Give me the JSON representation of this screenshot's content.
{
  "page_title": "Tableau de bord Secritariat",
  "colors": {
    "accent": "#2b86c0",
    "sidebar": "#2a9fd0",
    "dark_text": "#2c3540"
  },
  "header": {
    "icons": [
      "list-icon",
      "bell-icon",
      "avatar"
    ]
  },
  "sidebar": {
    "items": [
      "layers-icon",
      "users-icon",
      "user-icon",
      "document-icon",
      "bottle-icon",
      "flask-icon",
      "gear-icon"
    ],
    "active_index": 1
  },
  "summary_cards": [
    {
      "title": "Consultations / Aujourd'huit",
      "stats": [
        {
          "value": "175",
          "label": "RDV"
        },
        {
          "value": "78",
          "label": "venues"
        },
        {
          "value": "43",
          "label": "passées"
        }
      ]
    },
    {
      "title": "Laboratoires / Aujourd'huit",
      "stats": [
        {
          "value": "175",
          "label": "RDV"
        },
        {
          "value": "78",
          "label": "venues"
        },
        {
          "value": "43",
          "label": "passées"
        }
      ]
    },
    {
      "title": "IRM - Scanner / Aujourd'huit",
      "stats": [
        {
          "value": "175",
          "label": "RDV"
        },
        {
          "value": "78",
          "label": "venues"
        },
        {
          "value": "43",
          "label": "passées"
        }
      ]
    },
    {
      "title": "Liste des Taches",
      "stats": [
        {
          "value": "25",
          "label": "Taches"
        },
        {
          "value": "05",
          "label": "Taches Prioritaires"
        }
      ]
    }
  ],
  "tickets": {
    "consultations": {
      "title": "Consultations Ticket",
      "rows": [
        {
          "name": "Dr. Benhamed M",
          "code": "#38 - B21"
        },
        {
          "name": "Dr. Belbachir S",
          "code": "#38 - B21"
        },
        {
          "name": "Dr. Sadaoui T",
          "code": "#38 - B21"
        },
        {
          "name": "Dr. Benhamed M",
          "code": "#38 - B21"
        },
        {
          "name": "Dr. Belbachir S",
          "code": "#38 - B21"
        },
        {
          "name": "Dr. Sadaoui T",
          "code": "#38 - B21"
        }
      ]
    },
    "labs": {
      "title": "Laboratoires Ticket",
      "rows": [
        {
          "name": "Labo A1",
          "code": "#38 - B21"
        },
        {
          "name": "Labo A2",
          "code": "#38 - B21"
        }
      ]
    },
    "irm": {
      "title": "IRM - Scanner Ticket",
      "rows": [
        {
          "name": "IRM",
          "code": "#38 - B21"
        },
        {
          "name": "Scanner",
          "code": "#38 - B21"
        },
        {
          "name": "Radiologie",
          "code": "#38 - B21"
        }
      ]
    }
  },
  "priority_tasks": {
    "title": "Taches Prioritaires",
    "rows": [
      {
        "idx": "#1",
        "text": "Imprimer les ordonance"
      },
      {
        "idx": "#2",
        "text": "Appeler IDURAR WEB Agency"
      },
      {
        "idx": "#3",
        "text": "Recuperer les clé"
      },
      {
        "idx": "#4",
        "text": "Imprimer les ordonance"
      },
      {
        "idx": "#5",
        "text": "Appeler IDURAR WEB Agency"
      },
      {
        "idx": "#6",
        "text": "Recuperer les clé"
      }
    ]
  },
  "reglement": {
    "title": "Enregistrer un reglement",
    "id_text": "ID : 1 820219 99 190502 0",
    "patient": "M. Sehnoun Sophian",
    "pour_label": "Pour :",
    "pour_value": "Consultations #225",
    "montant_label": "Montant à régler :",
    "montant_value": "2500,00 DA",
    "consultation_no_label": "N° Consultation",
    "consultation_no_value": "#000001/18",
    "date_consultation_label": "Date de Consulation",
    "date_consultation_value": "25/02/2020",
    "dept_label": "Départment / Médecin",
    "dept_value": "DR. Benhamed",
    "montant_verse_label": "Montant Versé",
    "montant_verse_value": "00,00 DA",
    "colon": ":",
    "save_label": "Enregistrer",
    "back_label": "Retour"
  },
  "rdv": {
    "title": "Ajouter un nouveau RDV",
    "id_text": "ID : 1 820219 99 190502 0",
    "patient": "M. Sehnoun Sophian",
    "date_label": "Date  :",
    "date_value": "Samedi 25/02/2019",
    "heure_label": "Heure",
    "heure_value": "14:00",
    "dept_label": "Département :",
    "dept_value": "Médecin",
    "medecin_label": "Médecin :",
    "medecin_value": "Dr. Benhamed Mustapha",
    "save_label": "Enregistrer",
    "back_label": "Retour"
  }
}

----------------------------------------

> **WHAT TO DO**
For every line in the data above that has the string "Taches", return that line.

> **ANSWER SECTION**
      "title": "Liste des Taches",
          "label": "Taches"
          "label": "Taches Prioritaires"
    "title": "Taches Prioritaires",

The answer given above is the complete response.